Finally, he went on the discuss composites which have a much larger impact in today’s world compared to that of our grandparents generation. Comparing tensile strength against extension of materials showed that Kevlar (a composite consisting of fibres bound together by epoxy resin) has almost ten times the tensile strength of polyethene per unit of extension!

Overall, Professor Howard Colquhoun gave an enlightening speech on Materials Science and I am so glad I have applied for it at Uni! Thank-you to Mr Roberts for organising the trip, along with Mr Saunders and Mrs Hood who came along too!

Fiona Harrington

Mr Roberts asking the deep, important question. "What's your favourite polymer?"
Mr Roberts asking the deep, important question. “What’s your favourite polymer?”


Note to self: bring better camera to evening talks.
Note to self: bring better camera to evening talks.

Living in Space – an Institute of Physics Lecture given by Lieutenant Colonel Duane Carey

James chats to Digger.
James chats to Digger.

After descending from the Physicsmobile where the Raspberry Pi, quantum tunnelling and other scientific stuff had been discussed we headed to the lecture theatre. At the start of the talk we were told about the early part of Duane “Digger” Carey’s life which included being desperate to get out of school and then going around America on a motorbike.

However, it then went on to how he decided to become a fighter pilot, after talking to a pilot in a bar. To do this he had to go and get a degree to be allowed into fighter pilot training. Having just scraped in by getting the minimum requirement in the maths test, and being well behind his classmates in the first few years, he got a his degree and then in the year between that and being able to start pilot training he went for a masters, even though it normally takes two years, because ‘it felt like the right thing to do’.

He then went through the planes he flew from the A-10 to the F-16. From there he applied for test pilot training, because those were the people selected by NASA for the space program, which is what he had set his sights on. After three and a half years testing the F16 he joined NASA, the mission that he flew into space was to the Hubble telescope (STS-109) on the Space Shuttle Columbia. The very next mission was STS-107, the Columbia Disaster which resulted in the loss of all seven astronauts on board.

During their flight they set a record for the most consecutive days of space walks, at five days and a total of thirty-five hours of EVA. Their mission was to make improvements to the Hubble space telescopes with new instruments and solar arrays. On the mission where both the world’s tallest and the world’s shortest astronauts (on the official picture they stand next to each other). After the work on Hubble was complete, the crew had a day of rest in which Carey and Mission Specialist Mike Massimino made a short film showing the answers to all the important questions their kids might have, such as how and what they eat, how they sleep and of course how they go to the bathroom. However, up until recently it had been classified, since the design of the loo was top secret, even now parts had to be edited out. The film ended with a tribute to the families of the crew of flight STS-107.
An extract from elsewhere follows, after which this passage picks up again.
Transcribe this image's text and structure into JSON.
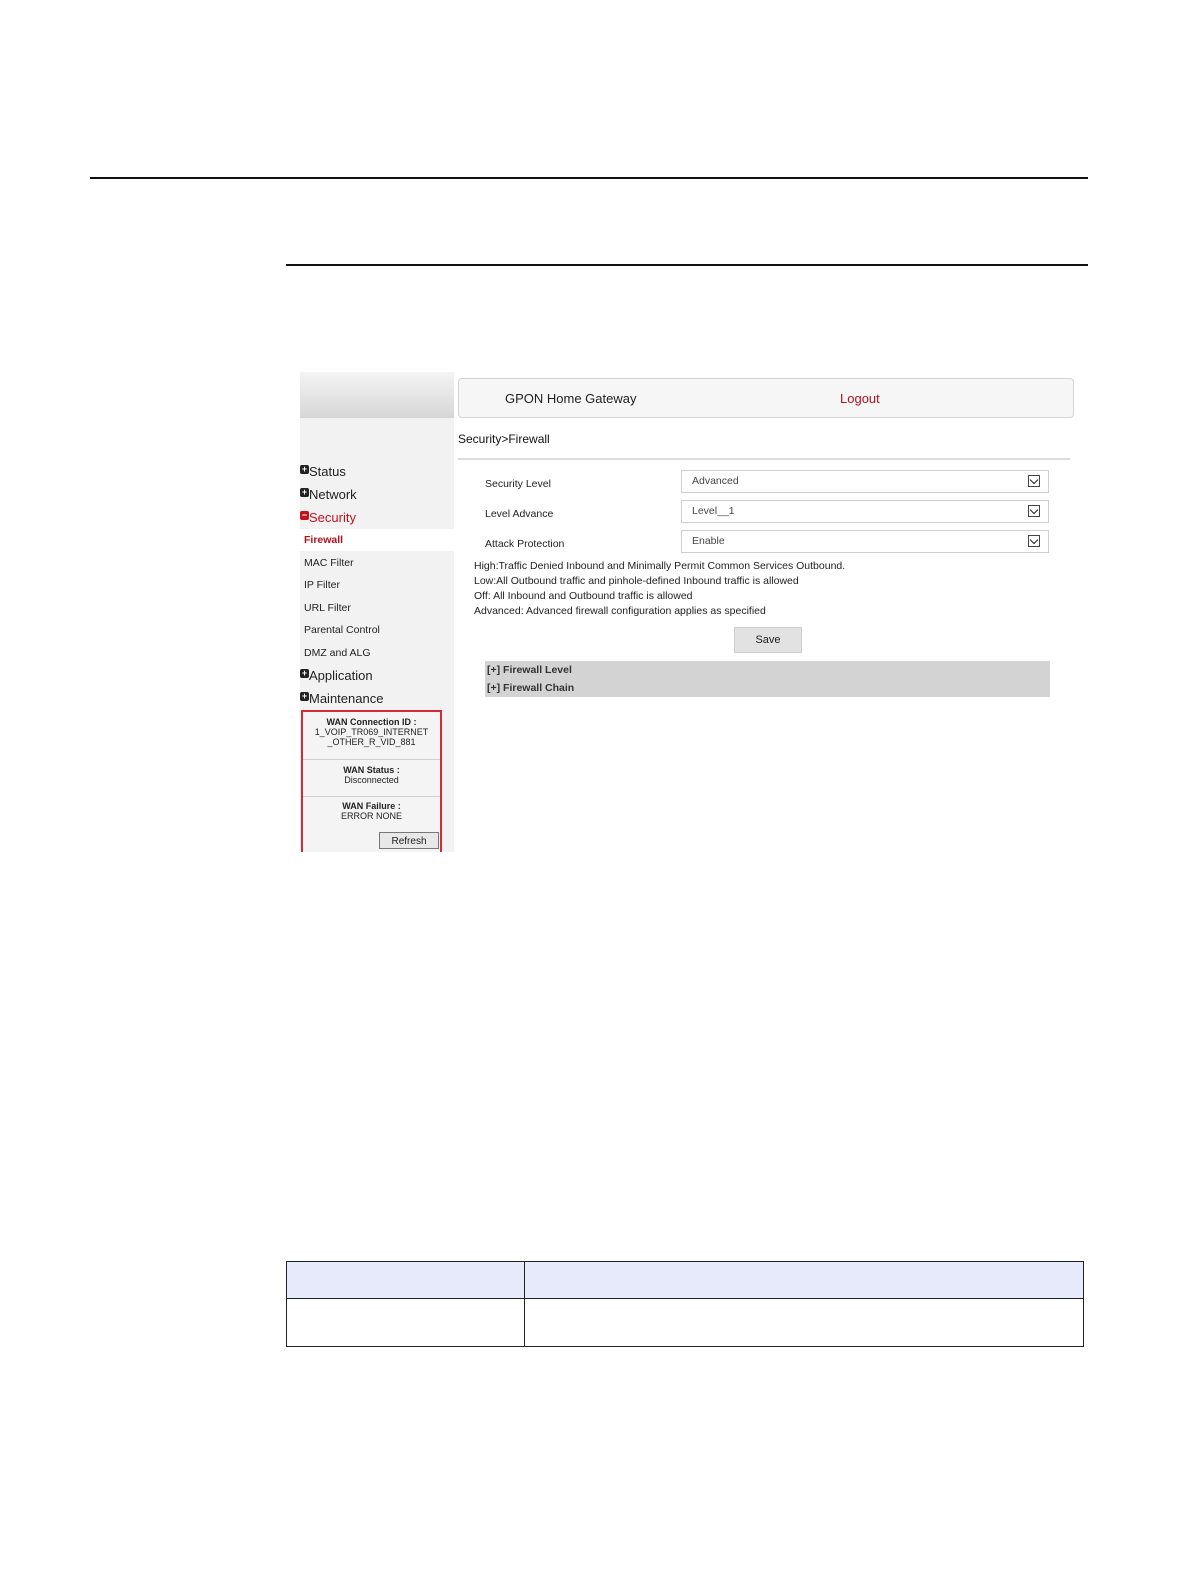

The floor was then open for questions, which included a question on whether he thought that the moon landings were faked, and his argument basically said that if it had been faked the KGB would have known and let it out. We then left ascending back into the Physicsmobile for the return journey to school.

By Mat Pardoe